→ PROBLEM
Search the listing below for the string "icon" and copy every line where it occurs.

--------------------

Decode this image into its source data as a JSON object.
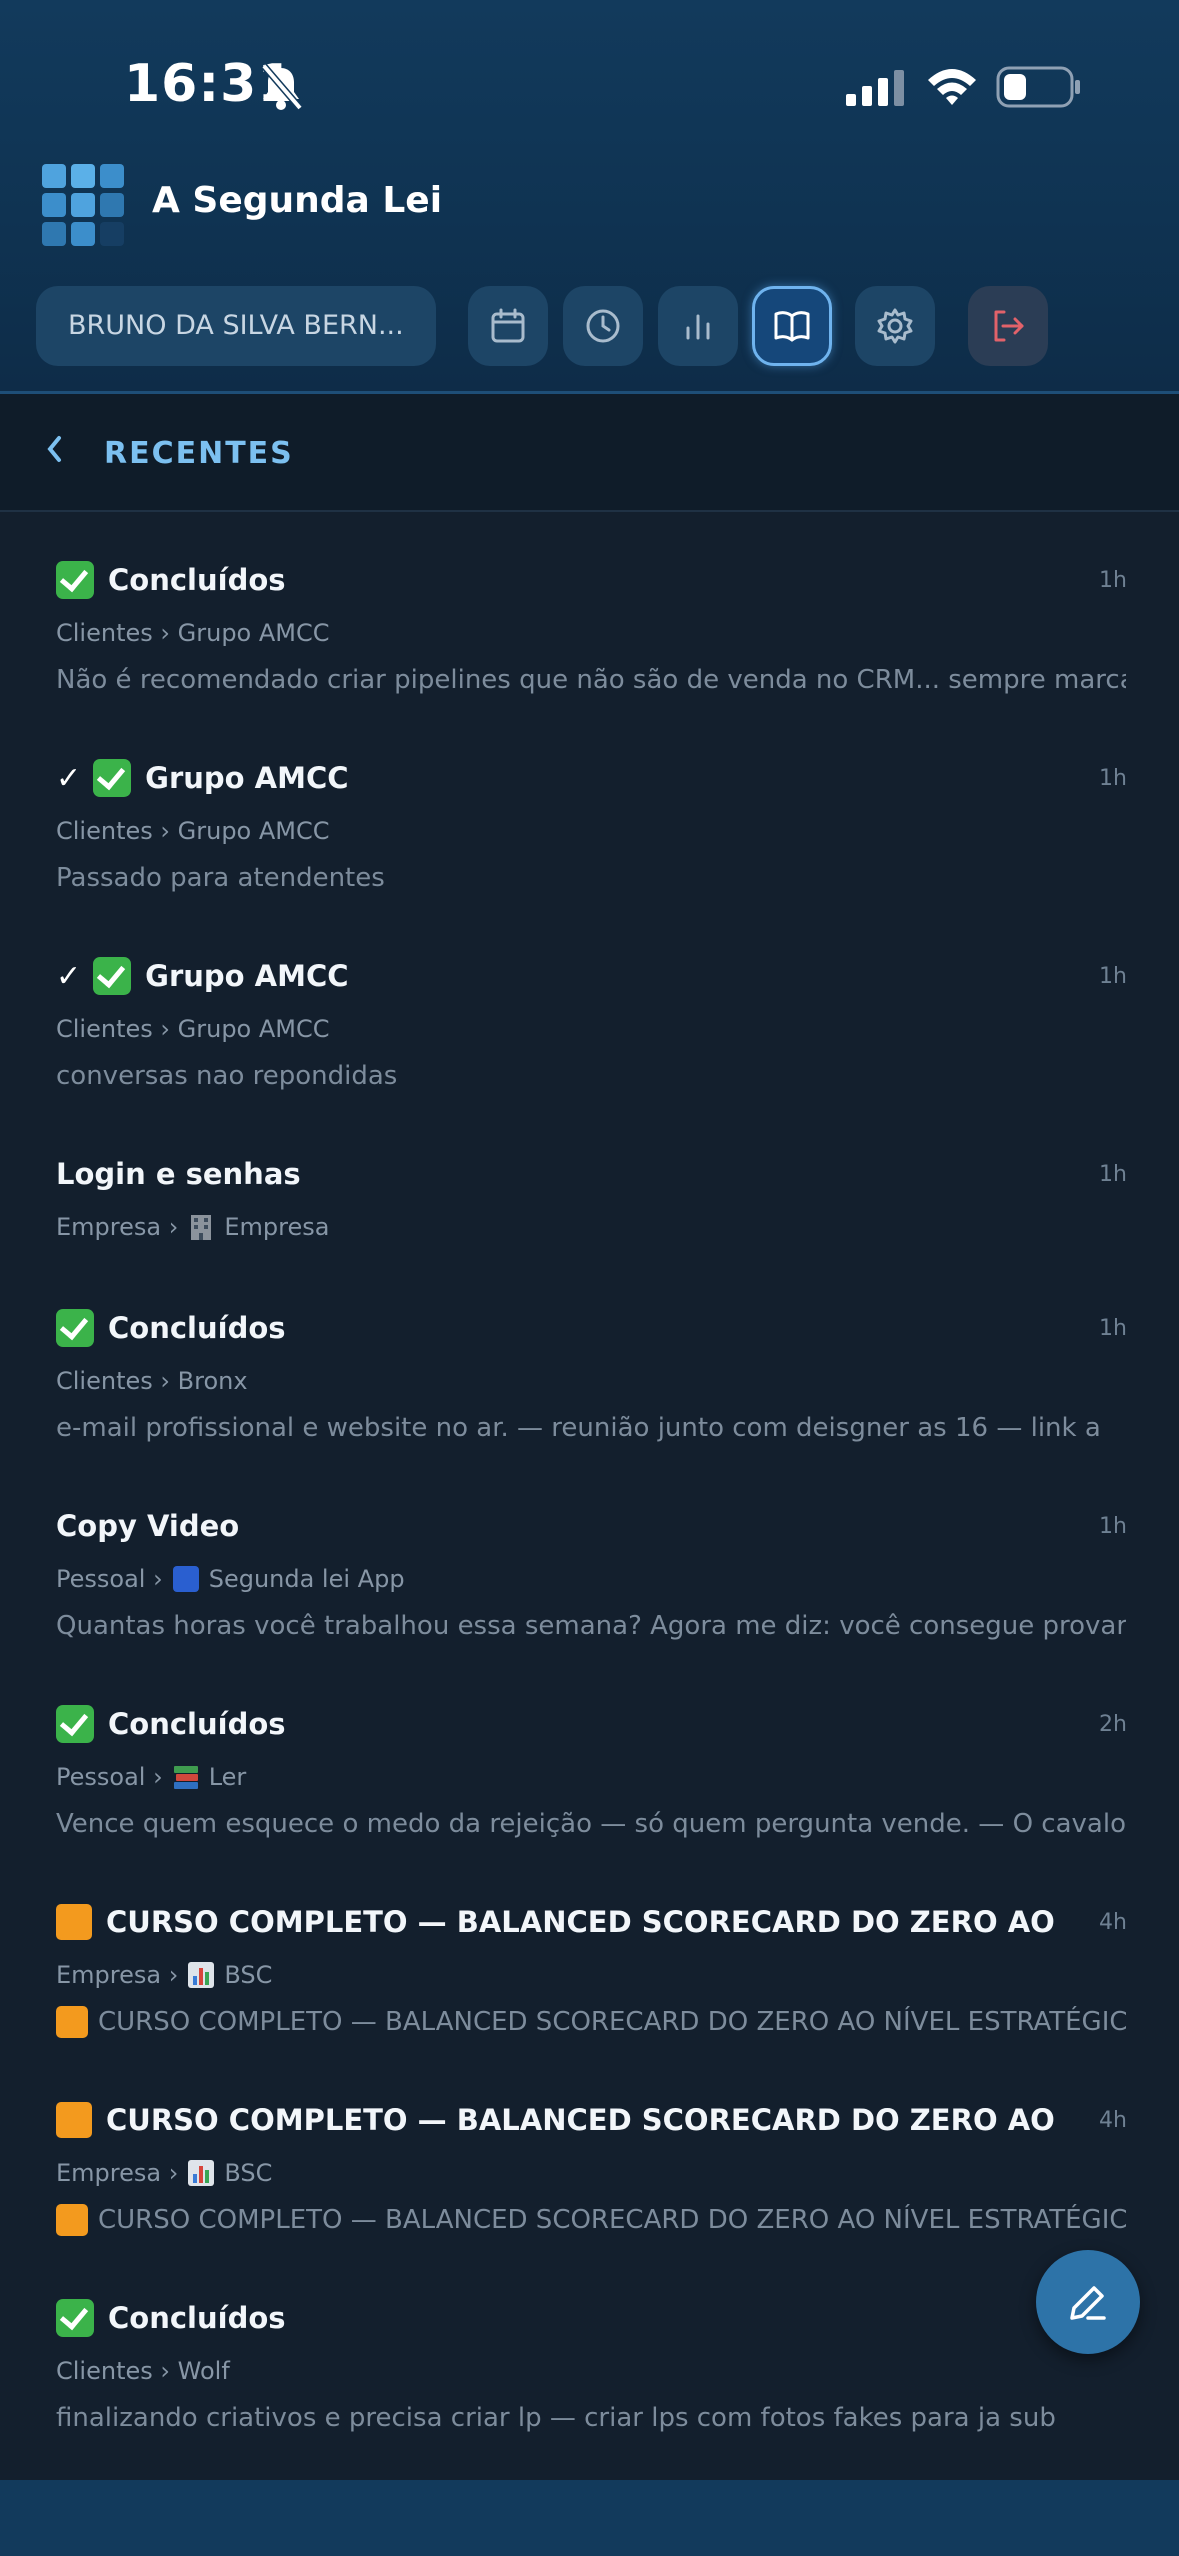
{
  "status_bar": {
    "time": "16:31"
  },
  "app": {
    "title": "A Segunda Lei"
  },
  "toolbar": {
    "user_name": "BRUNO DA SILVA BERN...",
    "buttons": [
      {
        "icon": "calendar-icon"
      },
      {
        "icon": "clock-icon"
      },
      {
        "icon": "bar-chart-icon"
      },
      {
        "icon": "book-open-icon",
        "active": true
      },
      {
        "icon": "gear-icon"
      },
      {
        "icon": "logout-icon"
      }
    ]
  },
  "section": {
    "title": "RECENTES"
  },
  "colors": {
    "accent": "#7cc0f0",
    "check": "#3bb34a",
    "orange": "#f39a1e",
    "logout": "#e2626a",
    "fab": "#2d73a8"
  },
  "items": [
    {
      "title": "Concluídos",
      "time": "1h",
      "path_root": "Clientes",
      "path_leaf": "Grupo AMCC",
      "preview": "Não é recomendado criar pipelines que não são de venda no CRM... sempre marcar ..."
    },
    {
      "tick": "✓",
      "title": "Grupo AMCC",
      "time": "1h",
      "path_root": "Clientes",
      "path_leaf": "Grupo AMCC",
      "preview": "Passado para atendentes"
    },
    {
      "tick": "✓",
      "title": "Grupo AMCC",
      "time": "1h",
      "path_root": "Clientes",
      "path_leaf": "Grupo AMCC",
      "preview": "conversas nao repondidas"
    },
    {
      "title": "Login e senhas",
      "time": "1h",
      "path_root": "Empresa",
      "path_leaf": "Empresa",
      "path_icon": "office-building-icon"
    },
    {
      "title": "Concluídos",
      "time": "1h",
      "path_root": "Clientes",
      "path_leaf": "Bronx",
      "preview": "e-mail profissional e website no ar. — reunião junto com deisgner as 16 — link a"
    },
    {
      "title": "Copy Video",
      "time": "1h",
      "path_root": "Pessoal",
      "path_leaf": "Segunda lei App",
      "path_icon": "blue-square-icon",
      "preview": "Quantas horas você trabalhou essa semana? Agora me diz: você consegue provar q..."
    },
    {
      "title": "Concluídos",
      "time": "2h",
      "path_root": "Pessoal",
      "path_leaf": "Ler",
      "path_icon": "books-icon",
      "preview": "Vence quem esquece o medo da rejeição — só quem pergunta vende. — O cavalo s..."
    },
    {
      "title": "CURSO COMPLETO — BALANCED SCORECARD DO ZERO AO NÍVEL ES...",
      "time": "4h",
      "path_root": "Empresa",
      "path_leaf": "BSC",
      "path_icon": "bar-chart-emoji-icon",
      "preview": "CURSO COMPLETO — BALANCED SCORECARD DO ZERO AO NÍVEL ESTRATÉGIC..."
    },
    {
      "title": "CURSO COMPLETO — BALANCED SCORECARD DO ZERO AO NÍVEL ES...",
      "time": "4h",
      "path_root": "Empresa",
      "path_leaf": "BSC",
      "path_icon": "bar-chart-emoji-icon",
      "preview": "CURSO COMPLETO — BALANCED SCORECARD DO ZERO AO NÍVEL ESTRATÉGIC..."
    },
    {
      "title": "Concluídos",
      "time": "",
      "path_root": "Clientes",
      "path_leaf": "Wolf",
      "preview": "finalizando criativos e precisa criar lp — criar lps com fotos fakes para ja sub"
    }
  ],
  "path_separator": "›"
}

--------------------

→ PROBLEM SOLUTION
        "icon": "calendar-icon"
        "icon": "clock-icon"
        "icon": "bar-chart-icon"
        "icon": "book-open-icon",
        "icon": "gear-icon"
        "icon": "logout-icon"
      "path_icon": "office-building-icon"
      "path_icon": "blue-square-icon",
      "path_icon": "books-icon",
      "path_icon": "bar-chart-emoji-icon",
      "path_icon": "bar-chart-emoji-icon",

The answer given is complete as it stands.